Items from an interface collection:
______________________________

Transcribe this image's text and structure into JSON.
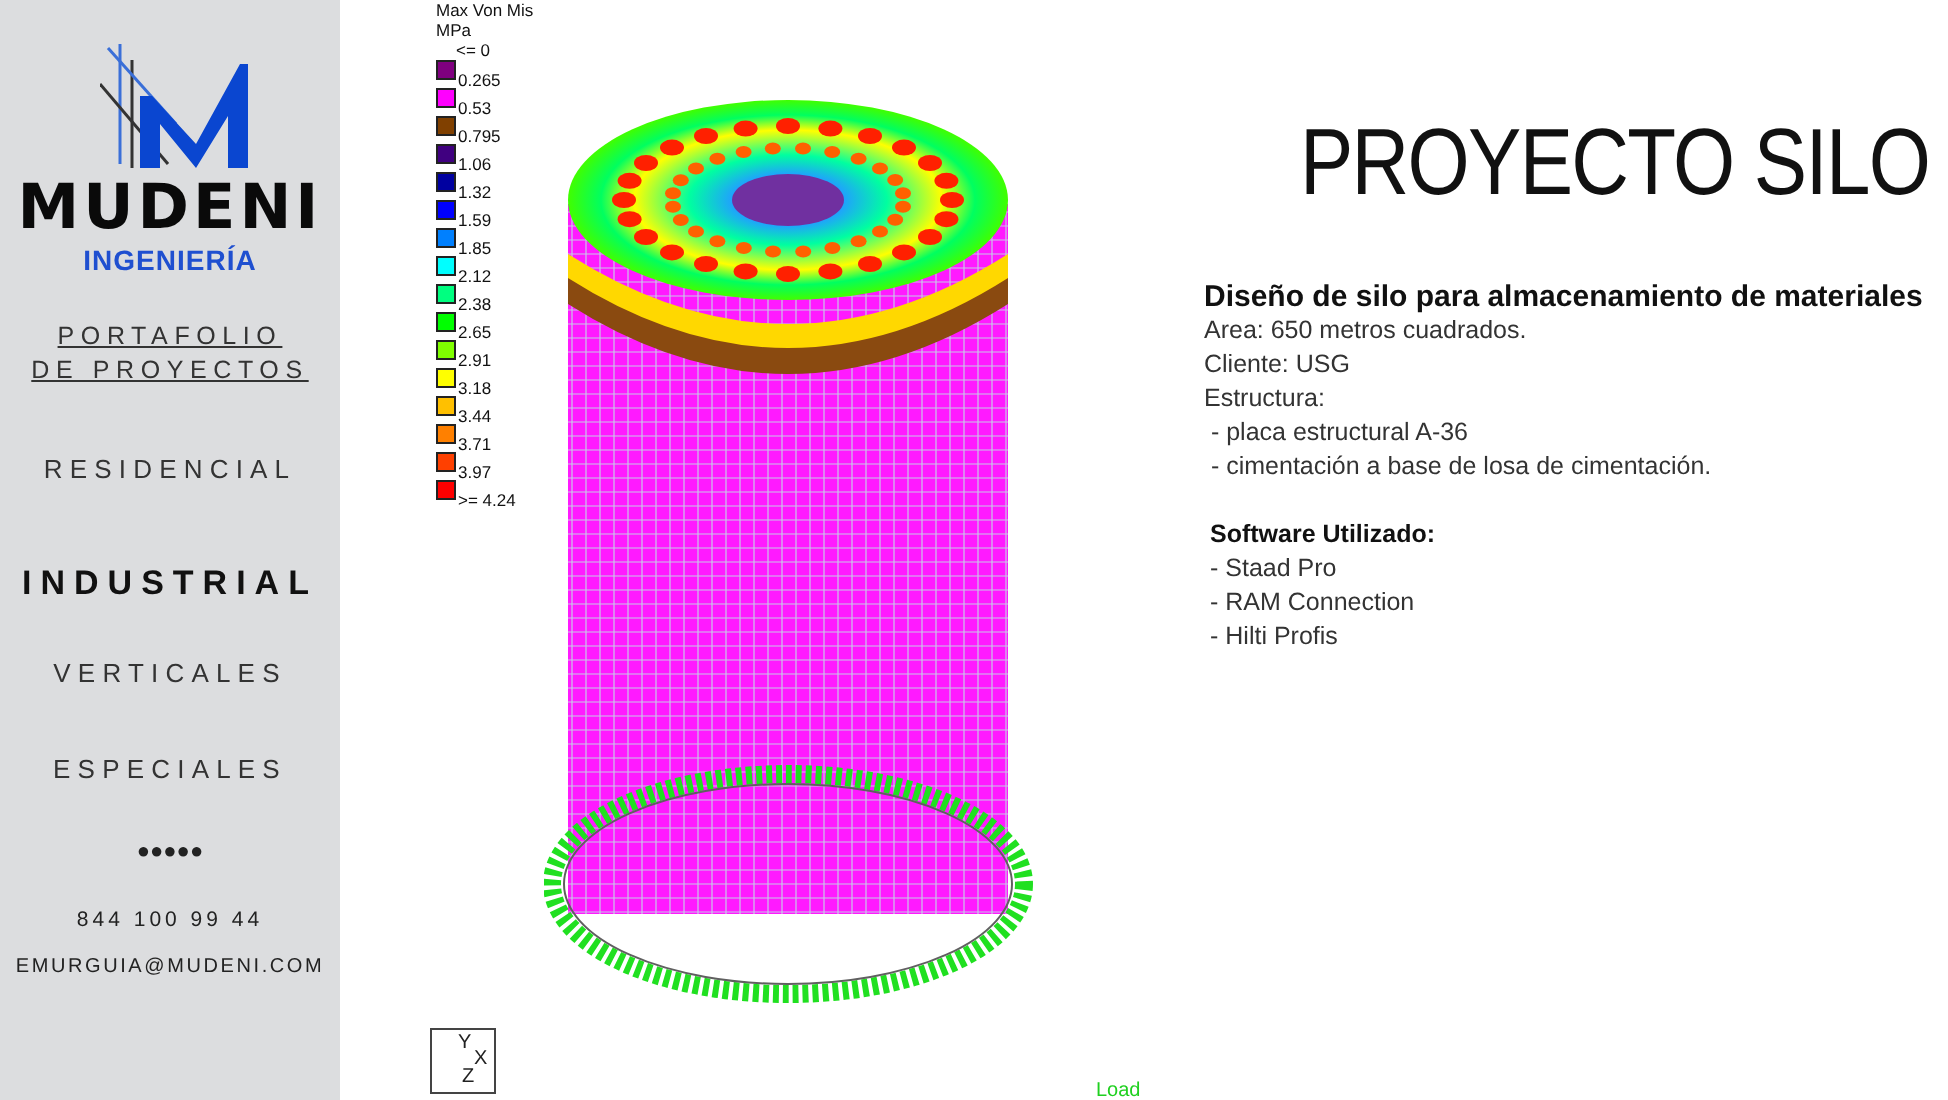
{
  "sidebar": {
    "logo": {
      "wordmark": "MUDENI",
      "tagline": "INGENIERÍA"
    },
    "section_link": "PORTAFOLIO DE PROYECTOS",
    "nav_items": [
      {
        "label": "RESIDENCIAL",
        "selected": false
      },
      {
        "label": "INDUSTRIAL",
        "selected": true
      },
      {
        "label": "VERTICALES",
        "selected": false
      },
      {
        "label": "ESPECIALES",
        "selected": false
      }
    ],
    "dots": "●●●●●",
    "phone": "844 100 99 44",
    "email": "EMURGUIA@MUDENI.COM"
  },
  "viewport": {
    "legend": {
      "title": "Max Von Mis",
      "unit": "MPa",
      "start_label": "<= 0",
      "items": [
        {
          "label": "0.265",
          "color": "#800080"
        },
        {
          "label": "0.53",
          "color": "#ff00ff"
        },
        {
          "label": "0.795",
          "color": "#804000"
        },
        {
          "label": "1.06",
          "color": "#400080"
        },
        {
          "label": "1.32",
          "color": "#0000a0"
        },
        {
          "label": "1.59",
          "color": "#0000ff"
        },
        {
          "label": "1.85",
          "color": "#0080ff"
        },
        {
          "label": "2.12",
          "color": "#00ffff"
        },
        {
          "label": "2.38",
          "color": "#00ff80"
        },
        {
          "label": "2.65",
          "color": "#00ff00"
        },
        {
          "label": "2.91",
          "color": "#80ff00"
        },
        {
          "label": "3.18",
          "color": "#ffff00"
        },
        {
          "label": "3.44",
          "color": "#ffc000"
        },
        {
          "label": "3.71",
          "color": "#ff8000"
        },
        {
          "label": "3.97",
          "color": "#ff4000"
        },
        {
          "label": ">= 4.24",
          "color": "#ff0000"
        }
      ]
    },
    "axes": {
      "y": "Y",
      "x": "X",
      "z": "Z"
    },
    "load_label": "Load"
  },
  "project": {
    "title": "PROYECTO SILO",
    "heading": "Diseño de silo para almacenamiento de materiales",
    "lines": [
      "Area: 650 metros cuadrados.",
      "Cliente: USG",
      "Estructura:",
      " - placa estructural A-36",
      " - cimentación a base de losa de cimentación."
    ],
    "software_heading": "Software Utilizado:",
    "software": [
      "- Staad Pro",
      "- RAM Connection",
      "- Hilti Profis"
    ]
  }
}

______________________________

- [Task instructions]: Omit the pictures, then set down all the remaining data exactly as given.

- [Task solution]:
Transcribe this image's text and structure into JSON.
{
  "sidebar": {
    "logo": {
      "wordmark": "MUDENI",
      "tagline": "INGENIERÍA"
    },
    "section_link": "PORTAFOLIO DE PROYECTOS",
    "nav_items": [
      {
        "label": "RESIDENCIAL",
        "selected": false
      },
      {
        "label": "INDUSTRIAL",
        "selected": true
      },
      {
        "label": "VERTICALES",
        "selected": false
      },
      {
        "label": "ESPECIALES",
        "selected": false
      }
    ],
    "dots": "●●●●●",
    "phone": "844 100 99 44",
    "email": "EMURGUIA@MUDENI.COM"
  },
  "viewport": {
    "legend": {
      "title": "Max Von Mis",
      "unit": "MPa",
      "start_label": "<= 0",
      "items": [
        {
          "label": "0.265",
          "color": "#800080"
        },
        {
          "label": "0.53",
          "color": "#ff00ff"
        },
        {
          "label": "0.795",
          "color": "#804000"
        },
        {
          "label": "1.06",
          "color": "#400080"
        },
        {
          "label": "1.32",
          "color": "#0000a0"
        },
        {
          "label": "1.59",
          "color": "#0000ff"
        },
        {
          "label": "1.85",
          "color": "#0080ff"
        },
        {
          "label": "2.12",
          "color": "#00ffff"
        },
        {
          "label": "2.38",
          "color": "#00ff80"
        },
        {
          "label": "2.65",
          "color": "#00ff00"
        },
        {
          "label": "2.91",
          "color": "#80ff00"
        },
        {
          "label": "3.18",
          "color": "#ffff00"
        },
        {
          "label": "3.44",
          "color": "#ffc000"
        },
        {
          "label": "3.71",
          "color": "#ff8000"
        },
        {
          "label": "3.97",
          "color": "#ff4000"
        },
        {
          "label": ">= 4.24",
          "color": "#ff0000"
        }
      ]
    },
    "axes": {
      "y": "Y",
      "x": "X",
      "z": "Z"
    },
    "load_label": "Load"
  },
  "project": {
    "title": "PROYECTO SILO",
    "heading": "Diseño de silo para almacenamiento de materiales",
    "lines": [
      "Area: 650 metros cuadrados.",
      "Cliente: USG",
      "Estructura:",
      " - placa estructural A-36",
      " - cimentación a base de losa de cimentación."
    ],
    "software_heading": "Software Utilizado:",
    "software": [
      "- Staad Pro",
      "- RAM Connection",
      "- Hilti Profis"
    ]
  }
}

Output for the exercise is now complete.